To do:
Each line holding the word "circle" must appear in the answer, copied from the entries.

Data records:
---*---

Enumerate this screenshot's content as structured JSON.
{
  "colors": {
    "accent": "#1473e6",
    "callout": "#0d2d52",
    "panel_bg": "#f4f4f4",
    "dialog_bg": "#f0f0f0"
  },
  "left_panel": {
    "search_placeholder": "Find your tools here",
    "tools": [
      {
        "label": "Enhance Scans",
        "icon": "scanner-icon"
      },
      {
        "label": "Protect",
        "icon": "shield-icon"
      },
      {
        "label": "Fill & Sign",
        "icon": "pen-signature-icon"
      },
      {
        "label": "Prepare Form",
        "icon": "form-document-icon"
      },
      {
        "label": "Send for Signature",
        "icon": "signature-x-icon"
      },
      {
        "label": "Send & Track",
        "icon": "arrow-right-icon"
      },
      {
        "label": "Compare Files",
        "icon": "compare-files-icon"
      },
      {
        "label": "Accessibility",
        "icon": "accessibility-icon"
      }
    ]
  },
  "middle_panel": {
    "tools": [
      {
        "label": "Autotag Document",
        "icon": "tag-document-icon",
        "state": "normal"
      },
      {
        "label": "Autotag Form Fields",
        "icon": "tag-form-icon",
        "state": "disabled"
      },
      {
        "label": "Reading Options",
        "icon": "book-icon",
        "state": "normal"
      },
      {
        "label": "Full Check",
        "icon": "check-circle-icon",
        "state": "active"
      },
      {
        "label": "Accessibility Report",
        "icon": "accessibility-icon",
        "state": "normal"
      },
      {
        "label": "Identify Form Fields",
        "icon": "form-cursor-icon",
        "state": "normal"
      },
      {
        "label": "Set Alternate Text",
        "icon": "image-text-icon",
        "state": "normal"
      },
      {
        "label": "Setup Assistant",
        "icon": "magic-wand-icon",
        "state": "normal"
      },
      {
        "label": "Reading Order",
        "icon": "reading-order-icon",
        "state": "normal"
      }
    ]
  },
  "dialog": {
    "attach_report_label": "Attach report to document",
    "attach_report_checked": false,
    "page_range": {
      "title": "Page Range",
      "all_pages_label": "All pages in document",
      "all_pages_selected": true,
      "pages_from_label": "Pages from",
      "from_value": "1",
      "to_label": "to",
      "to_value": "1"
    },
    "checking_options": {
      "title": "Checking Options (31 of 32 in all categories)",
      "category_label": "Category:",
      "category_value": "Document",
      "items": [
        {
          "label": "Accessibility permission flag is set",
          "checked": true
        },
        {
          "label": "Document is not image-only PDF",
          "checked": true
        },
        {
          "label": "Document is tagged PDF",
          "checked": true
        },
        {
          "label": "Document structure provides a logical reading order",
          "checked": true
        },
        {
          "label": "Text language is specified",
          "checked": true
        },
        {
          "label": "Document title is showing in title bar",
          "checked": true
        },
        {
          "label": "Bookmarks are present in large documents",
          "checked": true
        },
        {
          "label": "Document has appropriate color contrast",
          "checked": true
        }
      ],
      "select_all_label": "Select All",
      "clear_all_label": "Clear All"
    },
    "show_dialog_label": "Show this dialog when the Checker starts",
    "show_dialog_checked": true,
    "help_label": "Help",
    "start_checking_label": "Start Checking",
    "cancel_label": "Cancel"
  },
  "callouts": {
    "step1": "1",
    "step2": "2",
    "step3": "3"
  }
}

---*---

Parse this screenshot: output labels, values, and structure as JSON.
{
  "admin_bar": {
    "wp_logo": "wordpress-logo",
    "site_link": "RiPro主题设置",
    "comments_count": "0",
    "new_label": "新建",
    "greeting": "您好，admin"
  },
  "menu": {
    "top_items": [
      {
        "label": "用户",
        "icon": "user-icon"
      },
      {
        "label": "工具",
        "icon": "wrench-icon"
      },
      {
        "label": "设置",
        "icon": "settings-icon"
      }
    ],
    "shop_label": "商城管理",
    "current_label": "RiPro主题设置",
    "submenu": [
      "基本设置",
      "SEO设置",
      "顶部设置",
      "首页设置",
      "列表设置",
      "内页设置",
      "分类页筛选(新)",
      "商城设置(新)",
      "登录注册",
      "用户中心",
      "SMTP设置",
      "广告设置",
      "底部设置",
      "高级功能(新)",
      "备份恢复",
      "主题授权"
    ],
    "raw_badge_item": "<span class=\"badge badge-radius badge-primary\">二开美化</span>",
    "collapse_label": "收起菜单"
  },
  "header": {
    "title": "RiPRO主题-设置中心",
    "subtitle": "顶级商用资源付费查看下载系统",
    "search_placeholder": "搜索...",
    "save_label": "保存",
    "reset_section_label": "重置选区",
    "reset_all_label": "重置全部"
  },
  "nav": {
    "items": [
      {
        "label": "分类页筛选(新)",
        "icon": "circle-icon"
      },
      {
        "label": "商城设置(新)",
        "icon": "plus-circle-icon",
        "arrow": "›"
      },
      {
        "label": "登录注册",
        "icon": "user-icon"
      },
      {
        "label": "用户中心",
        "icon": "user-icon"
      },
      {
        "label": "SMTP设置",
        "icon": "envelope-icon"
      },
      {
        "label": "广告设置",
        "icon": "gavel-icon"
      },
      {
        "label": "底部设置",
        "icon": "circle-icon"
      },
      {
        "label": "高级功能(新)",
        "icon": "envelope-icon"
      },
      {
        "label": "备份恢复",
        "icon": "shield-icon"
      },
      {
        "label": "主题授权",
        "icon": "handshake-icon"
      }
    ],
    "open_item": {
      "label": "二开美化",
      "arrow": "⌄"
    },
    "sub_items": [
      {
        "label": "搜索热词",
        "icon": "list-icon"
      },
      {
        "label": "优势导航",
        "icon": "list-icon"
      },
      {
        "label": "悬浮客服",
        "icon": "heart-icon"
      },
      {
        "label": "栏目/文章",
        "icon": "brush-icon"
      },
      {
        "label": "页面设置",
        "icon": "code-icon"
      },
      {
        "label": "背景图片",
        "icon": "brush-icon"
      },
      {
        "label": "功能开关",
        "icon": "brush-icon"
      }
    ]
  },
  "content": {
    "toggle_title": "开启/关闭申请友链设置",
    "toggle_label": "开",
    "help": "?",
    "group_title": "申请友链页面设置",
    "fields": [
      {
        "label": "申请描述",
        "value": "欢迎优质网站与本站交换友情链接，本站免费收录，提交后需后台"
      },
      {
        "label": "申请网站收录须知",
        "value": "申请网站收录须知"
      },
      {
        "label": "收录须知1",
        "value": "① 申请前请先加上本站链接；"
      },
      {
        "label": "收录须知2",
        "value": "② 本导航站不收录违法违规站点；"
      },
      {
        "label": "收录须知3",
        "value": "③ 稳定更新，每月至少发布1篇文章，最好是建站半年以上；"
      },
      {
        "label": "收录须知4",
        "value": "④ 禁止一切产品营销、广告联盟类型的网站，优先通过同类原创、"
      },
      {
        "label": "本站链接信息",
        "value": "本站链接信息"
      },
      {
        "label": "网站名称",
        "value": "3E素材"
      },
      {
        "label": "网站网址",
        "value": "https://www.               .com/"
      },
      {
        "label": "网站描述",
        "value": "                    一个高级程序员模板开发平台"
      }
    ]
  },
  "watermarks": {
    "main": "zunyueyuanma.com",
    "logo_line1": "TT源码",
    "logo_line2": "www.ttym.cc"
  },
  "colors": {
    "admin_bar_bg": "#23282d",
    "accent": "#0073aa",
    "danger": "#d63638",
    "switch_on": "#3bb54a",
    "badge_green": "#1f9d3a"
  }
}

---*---

Exercise answer:
        "icon": "check-circle-icon",
        "icon": "circle-icon"
        "icon": "plus-circle-icon",
        "icon": "circle-icon"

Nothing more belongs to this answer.